Chest pain is a common symptom in men and women, but each gender can experience it differently. Men tend to feel sharp chest pain during physical exertion, while in women, chest pain may occur with exertion or with emotional stress alone. Women also may experience unexplained fatigue or shortness of breath.
On average, women develop coronary artery disease 10 years later than men. This may be due to the protective role estrogen is thought to play in preventing heart disease. With menopause, estrogen levels drop, which may place women at greater risk for the disease.
Although men and women can have high LDL cholesterol, women naturally have higher levels of the "good" HDL (high-density lipoprotein) cholesterol than men, which helps remove the "bad" LDL cholesterol from arteries. So, low HDL levels in women are a serious risk factor for heart disease, along with these risk factors:

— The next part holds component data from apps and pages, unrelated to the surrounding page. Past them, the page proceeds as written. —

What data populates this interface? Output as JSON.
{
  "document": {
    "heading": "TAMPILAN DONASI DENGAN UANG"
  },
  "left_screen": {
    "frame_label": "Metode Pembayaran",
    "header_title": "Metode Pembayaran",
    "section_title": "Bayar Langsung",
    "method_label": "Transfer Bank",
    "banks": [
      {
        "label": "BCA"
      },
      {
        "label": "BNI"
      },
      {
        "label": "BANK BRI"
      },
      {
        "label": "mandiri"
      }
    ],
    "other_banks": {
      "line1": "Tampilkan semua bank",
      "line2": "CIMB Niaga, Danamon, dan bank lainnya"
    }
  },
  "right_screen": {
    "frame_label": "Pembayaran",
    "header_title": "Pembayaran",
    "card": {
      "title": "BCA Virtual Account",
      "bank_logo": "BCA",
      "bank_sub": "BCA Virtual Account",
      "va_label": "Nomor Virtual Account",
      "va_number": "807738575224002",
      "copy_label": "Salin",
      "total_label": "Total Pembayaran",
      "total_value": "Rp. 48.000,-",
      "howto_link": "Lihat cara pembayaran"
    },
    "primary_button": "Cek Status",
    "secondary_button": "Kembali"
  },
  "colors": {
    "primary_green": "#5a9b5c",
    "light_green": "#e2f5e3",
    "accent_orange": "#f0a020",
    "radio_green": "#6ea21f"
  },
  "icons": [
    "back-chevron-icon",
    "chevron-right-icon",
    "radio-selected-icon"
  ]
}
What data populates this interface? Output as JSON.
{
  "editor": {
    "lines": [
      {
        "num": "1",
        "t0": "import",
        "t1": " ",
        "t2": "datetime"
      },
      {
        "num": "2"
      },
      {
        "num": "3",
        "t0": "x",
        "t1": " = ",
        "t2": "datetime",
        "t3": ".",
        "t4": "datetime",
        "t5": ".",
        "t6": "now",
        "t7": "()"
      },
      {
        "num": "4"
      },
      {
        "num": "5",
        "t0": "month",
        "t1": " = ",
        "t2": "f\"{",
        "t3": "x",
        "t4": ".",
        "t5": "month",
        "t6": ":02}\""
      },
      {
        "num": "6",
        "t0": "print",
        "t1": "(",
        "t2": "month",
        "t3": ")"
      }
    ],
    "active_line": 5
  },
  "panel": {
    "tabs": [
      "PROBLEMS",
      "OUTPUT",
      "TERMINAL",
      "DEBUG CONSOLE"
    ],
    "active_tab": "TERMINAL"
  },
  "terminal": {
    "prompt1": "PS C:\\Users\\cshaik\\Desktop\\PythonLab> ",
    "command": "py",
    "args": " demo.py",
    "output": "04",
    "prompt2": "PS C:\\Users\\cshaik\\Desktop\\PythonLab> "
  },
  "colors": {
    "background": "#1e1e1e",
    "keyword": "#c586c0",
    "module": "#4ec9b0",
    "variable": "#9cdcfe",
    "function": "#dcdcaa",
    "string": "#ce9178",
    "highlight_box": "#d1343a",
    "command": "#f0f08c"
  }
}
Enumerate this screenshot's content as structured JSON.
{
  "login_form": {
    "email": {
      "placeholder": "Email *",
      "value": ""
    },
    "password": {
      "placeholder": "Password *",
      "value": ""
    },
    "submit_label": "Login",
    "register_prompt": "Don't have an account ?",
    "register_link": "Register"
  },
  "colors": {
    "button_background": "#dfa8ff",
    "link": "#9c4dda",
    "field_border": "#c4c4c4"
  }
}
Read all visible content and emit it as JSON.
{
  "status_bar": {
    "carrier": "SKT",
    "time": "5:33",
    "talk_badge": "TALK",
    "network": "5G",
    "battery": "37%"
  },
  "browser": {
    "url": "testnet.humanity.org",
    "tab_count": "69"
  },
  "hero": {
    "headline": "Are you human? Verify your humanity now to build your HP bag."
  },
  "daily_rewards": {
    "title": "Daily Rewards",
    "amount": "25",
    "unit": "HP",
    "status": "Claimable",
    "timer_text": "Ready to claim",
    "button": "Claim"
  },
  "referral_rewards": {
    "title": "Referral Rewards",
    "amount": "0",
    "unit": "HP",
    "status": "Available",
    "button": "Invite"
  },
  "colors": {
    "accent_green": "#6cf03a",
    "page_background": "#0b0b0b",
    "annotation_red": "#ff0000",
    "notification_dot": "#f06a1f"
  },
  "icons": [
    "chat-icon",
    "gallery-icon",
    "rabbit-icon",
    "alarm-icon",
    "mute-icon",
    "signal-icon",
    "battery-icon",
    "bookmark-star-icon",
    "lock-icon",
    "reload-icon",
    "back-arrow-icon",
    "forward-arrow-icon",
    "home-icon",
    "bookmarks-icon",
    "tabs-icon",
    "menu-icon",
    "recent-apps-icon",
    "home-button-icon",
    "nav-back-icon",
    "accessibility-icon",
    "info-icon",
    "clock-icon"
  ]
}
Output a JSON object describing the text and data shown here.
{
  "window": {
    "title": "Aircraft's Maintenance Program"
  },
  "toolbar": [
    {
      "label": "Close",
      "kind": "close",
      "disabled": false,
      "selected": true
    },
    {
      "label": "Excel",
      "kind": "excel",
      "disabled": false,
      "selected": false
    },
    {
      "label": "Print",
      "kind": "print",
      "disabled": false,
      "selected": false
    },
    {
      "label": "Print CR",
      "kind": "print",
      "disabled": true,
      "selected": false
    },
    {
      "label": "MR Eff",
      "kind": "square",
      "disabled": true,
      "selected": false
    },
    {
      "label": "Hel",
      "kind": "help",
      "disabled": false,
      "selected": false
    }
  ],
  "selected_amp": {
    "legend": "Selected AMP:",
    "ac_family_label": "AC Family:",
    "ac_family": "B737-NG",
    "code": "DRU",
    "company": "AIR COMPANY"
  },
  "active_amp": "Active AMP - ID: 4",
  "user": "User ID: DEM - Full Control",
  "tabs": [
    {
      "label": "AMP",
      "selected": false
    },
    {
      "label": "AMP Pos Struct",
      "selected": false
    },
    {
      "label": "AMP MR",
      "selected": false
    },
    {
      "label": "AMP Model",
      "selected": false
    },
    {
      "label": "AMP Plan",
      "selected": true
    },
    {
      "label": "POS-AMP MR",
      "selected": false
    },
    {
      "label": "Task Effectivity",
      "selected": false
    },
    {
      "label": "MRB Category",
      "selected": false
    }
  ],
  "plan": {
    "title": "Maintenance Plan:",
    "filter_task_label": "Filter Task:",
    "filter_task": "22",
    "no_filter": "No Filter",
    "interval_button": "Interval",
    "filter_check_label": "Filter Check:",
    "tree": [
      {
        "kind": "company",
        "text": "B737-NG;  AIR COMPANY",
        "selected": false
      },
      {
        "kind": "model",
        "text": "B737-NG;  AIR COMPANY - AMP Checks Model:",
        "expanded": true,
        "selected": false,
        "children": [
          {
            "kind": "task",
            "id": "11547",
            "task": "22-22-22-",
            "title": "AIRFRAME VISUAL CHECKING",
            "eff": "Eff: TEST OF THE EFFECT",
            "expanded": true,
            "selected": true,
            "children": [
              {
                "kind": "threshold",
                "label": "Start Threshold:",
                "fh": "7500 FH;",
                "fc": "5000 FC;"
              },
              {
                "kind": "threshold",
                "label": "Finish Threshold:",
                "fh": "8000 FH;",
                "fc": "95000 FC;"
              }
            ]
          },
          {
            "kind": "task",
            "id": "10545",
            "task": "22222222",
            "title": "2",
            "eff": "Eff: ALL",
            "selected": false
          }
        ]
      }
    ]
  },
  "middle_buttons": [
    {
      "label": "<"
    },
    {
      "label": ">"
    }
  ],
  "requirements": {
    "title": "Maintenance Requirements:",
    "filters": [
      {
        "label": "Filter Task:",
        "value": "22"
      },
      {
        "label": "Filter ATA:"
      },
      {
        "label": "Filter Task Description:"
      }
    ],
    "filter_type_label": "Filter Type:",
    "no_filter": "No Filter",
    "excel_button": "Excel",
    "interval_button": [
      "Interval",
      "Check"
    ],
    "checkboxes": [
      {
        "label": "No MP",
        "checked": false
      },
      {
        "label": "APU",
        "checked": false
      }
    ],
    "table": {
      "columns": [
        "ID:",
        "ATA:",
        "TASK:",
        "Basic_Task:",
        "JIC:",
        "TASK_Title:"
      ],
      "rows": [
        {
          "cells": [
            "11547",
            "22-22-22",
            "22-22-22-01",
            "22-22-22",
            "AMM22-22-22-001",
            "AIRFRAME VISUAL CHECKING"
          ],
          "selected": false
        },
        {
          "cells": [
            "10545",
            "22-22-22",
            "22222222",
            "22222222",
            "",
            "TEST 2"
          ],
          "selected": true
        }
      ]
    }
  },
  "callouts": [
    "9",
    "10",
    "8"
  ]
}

•High blood pressure
•High LDL cholesterol
•Low HDL cholesterol
•Lack of exercise
A cardiac stress test is often used to diagnose coronary artery disease by monitoring the heart's electrical activity and pumping performance. However, even when their hearts are healthy, women are more likely than men to show irregularities during cardiac stress tests. This can create a false positive for heart disease, so doctors may also use an imaging test to confirm the results of stress tests in women.
If you are diagnosed with the disease, many effective medications and interventions are equally successful in men and women.